What is a plant-based diet?
For those looking to adopt a healthier lifestyle, a plant-based diet can be a great choice. A plant-based diet is primarily composed of foods from plant sources, such as fruits, vegetables, grains, nuts, and legumes. These foods are packed with essential vitamins and minerals and are an excellent source of dietary fibre.
Meat and dairy products do not have to be excluded entirely; however, a significant reduction in their intake (or removing them altogether) is recommended.
Is eating less meat good for your health?
It's becoming increasingly clear that eating less meat is beneficial for your health. While any healthy diet should include a mix of protein, carbohydrates and other essential nutrients, reducing your consumption of animal proteins may provide a range of possible health benefits.
Studies have shown that consuming less red and processed meats can reduce your risk of developing certain types of cancers and heart disease, as well as help to reduce inflammation and lower cholesterol levels.
Additionally, the fibre from plant-based proteins such as beans can help lower cholesterol and regulate blood sugar levels more effectively than meat-based proteins.
What are the environmental benefits of reducing meat in your diet?
Eating less meat can have a range of positive effects on the environment. A shift away from animal proteins can help reduce the strain on water and land resources needed for livestock production, as agricultural land usage accounts for around a third of global freshwater usage.
Furthermore, certain types of livestock release harmful gases into the atmosphere; cows, for example, create large amounts of methane as well as carbon dioxide.
Additionally, most processed meats – such as burgers and sausages - are packaged with plastic-based materials which often fail to decompose after they enter landfill sites.
Finally, producing plant-based proteins generally requires less energy than creating the same amount of animal-based proteins, making it a more sustainable option.
Overall, by reducing our intake of animal protein we can make a real contribution to helping maintain the planet's environment.
How can you make the switch to a plant-based diet?
Deciding to transition to a plant-based diet can be incredibly rewarding but it requires some planning and effort to ensure success.
Start by familiarising yourself with easy vegan recipes, as this will make it easier to cook delicious meals. Meal prepping and planning is also recommended as they will save time and money in the long run.

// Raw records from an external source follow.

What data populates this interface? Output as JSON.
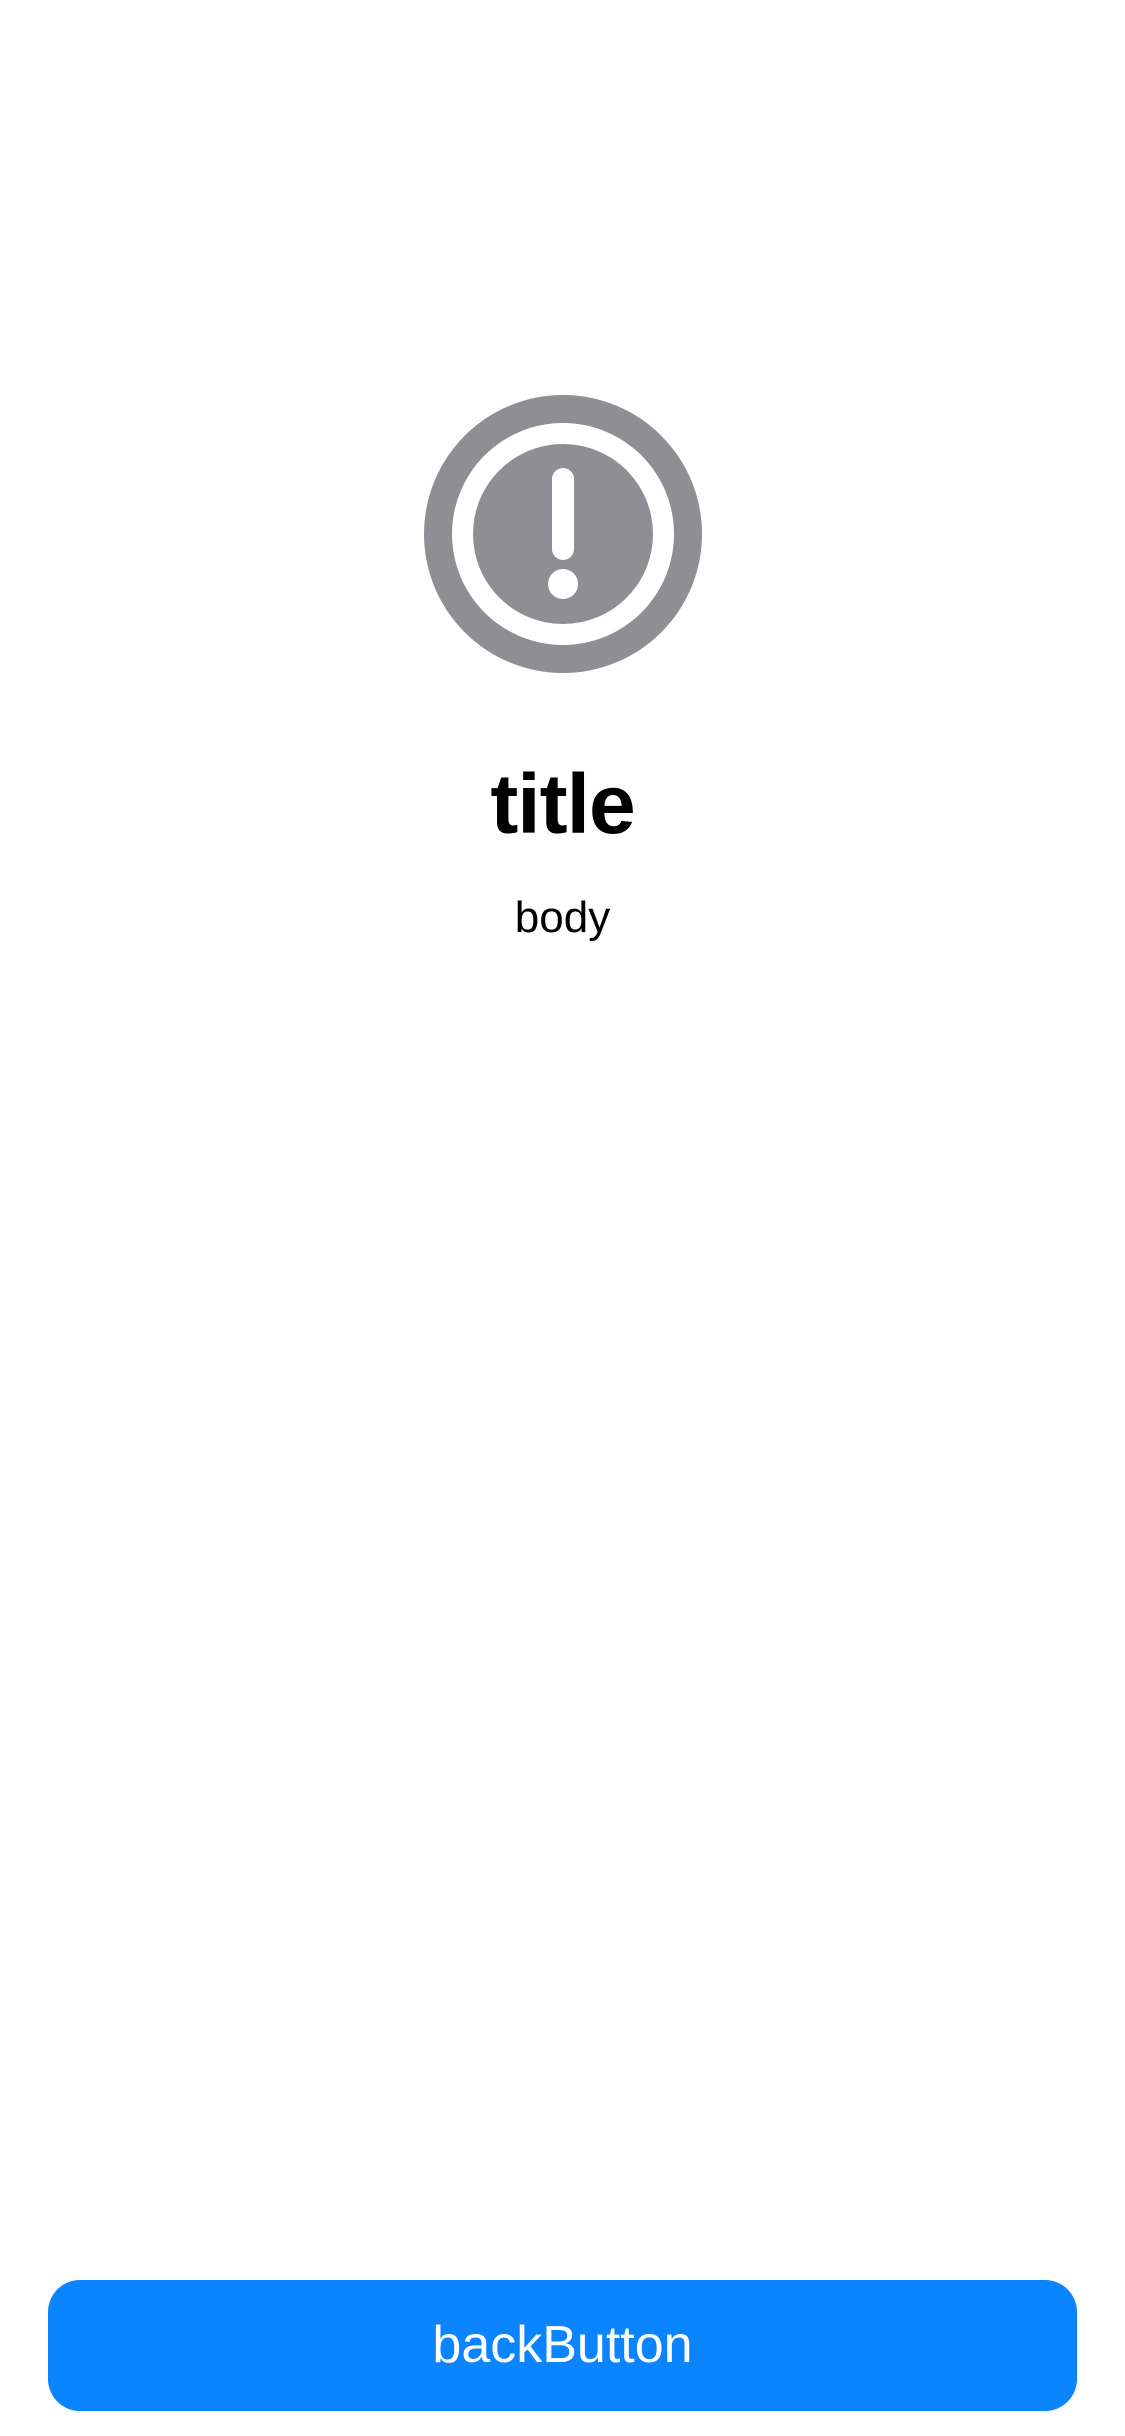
{
  "icon": {
    "name": "exclamation-circle-icon",
    "color": "#8e8e93",
    "foreground": "#ffffff"
  },
  "content": {
    "title": "title",
    "body": "body"
  },
  "actions": {
    "back_button_label": "backButton",
    "back_button_color": "#0a84ff"
  }
}
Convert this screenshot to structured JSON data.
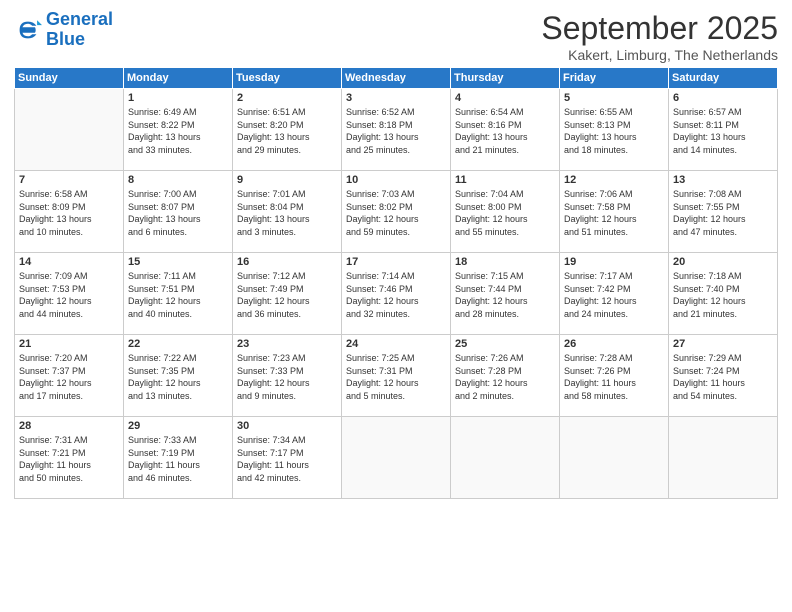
{
  "logo": {
    "line1": "General",
    "line2": "Blue"
  },
  "title": "September 2025",
  "location": "Kakert, Limburg, The Netherlands",
  "days_header": [
    "Sunday",
    "Monday",
    "Tuesday",
    "Wednesday",
    "Thursday",
    "Friday",
    "Saturday"
  ],
  "weeks": [
    [
      {
        "num": "",
        "info": ""
      },
      {
        "num": "1",
        "info": "Sunrise: 6:49 AM\nSunset: 8:22 PM\nDaylight: 13 hours\nand 33 minutes."
      },
      {
        "num": "2",
        "info": "Sunrise: 6:51 AM\nSunset: 8:20 PM\nDaylight: 13 hours\nand 29 minutes."
      },
      {
        "num": "3",
        "info": "Sunrise: 6:52 AM\nSunset: 8:18 PM\nDaylight: 13 hours\nand 25 minutes."
      },
      {
        "num": "4",
        "info": "Sunrise: 6:54 AM\nSunset: 8:16 PM\nDaylight: 13 hours\nand 21 minutes."
      },
      {
        "num": "5",
        "info": "Sunrise: 6:55 AM\nSunset: 8:13 PM\nDaylight: 13 hours\nand 18 minutes."
      },
      {
        "num": "6",
        "info": "Sunrise: 6:57 AM\nSunset: 8:11 PM\nDaylight: 13 hours\nand 14 minutes."
      }
    ],
    [
      {
        "num": "7",
        "info": "Sunrise: 6:58 AM\nSunset: 8:09 PM\nDaylight: 13 hours\nand 10 minutes."
      },
      {
        "num": "8",
        "info": "Sunrise: 7:00 AM\nSunset: 8:07 PM\nDaylight: 13 hours\nand 6 minutes."
      },
      {
        "num": "9",
        "info": "Sunrise: 7:01 AM\nSunset: 8:04 PM\nDaylight: 13 hours\nand 3 minutes."
      },
      {
        "num": "10",
        "info": "Sunrise: 7:03 AM\nSunset: 8:02 PM\nDaylight: 12 hours\nand 59 minutes."
      },
      {
        "num": "11",
        "info": "Sunrise: 7:04 AM\nSunset: 8:00 PM\nDaylight: 12 hours\nand 55 minutes."
      },
      {
        "num": "12",
        "info": "Sunrise: 7:06 AM\nSunset: 7:58 PM\nDaylight: 12 hours\nand 51 minutes."
      },
      {
        "num": "13",
        "info": "Sunrise: 7:08 AM\nSunset: 7:55 PM\nDaylight: 12 hours\nand 47 minutes."
      }
    ],
    [
      {
        "num": "14",
        "info": "Sunrise: 7:09 AM\nSunset: 7:53 PM\nDaylight: 12 hours\nand 44 minutes."
      },
      {
        "num": "15",
        "info": "Sunrise: 7:11 AM\nSunset: 7:51 PM\nDaylight: 12 hours\nand 40 minutes."
      },
      {
        "num": "16",
        "info": "Sunrise: 7:12 AM\nSunset: 7:49 PM\nDaylight: 12 hours\nand 36 minutes."
      },
      {
        "num": "17",
        "info": "Sunrise: 7:14 AM\nSunset: 7:46 PM\nDaylight: 12 hours\nand 32 minutes."
      },
      {
        "num": "18",
        "info": "Sunrise: 7:15 AM\nSunset: 7:44 PM\nDaylight: 12 hours\nand 28 minutes."
      },
      {
        "num": "19",
        "info": "Sunrise: 7:17 AM\nSunset: 7:42 PM\nDaylight: 12 hours\nand 24 minutes."
      },
      {
        "num": "20",
        "info": "Sunrise: 7:18 AM\nSunset: 7:40 PM\nDaylight: 12 hours\nand 21 minutes."
      }
    ],
    [
      {
        "num": "21",
        "info": "Sunrise: 7:20 AM\nSunset: 7:37 PM\nDaylight: 12 hours\nand 17 minutes."
      },
      {
        "num": "22",
        "info": "Sunrise: 7:22 AM\nSunset: 7:35 PM\nDaylight: 12 hours\nand 13 minutes."
      },
      {
        "num": "23",
        "info": "Sunrise: 7:23 AM\nSunset: 7:33 PM\nDaylight: 12 hours\nand 9 minutes."
      },
      {
        "num": "24",
        "info": "Sunrise: 7:25 AM\nSunset: 7:31 PM\nDaylight: 12 hours\nand 5 minutes."
      },
      {
        "num": "25",
        "info": "Sunrise: 7:26 AM\nSunset: 7:28 PM\nDaylight: 12 hours\nand 2 minutes."
      },
      {
        "num": "26",
        "info": "Sunrise: 7:28 AM\nSunset: 7:26 PM\nDaylight: 11 hours\nand 58 minutes."
      },
      {
        "num": "27",
        "info": "Sunrise: 7:29 AM\nSunset: 7:24 PM\nDaylight: 11 hours\nand 54 minutes."
      }
    ],
    [
      {
        "num": "28",
        "info": "Sunrise: 7:31 AM\nSunset: 7:21 PM\nDaylight: 11 hours\nand 50 minutes."
      },
      {
        "num": "29",
        "info": "Sunrise: 7:33 AM\nSunset: 7:19 PM\nDaylight: 11 hours\nand 46 minutes."
      },
      {
        "num": "30",
        "info": "Sunrise: 7:34 AM\nSunset: 7:17 PM\nDaylight: 11 hours\nand 42 minutes."
      },
      {
        "num": "",
        "info": ""
      },
      {
        "num": "",
        "info": ""
      },
      {
        "num": "",
        "info": ""
      },
      {
        "num": "",
        "info": ""
      }
    ]
  ]
}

When grocery shopping, opt for fresh fruits and vegetables, whole grains, beans, nuts, seeds, and other plant-based ingredients. Canned or frozen produce are good substitutes when fresh options are unavailable.
Consider supplementing your diet with B12 vitamins that are mostly found in animal products but can come from plant-based sources like fortified foods or nutritional yeast.
Lastly, don’t forget to stay hydrated – the human body needs at least eight glasses of water per day regardless of your diet! Although transitioning to a plant-based diet might require some adjustments at first, no doubt making small changes can lead to a more sustainable food lifestyle.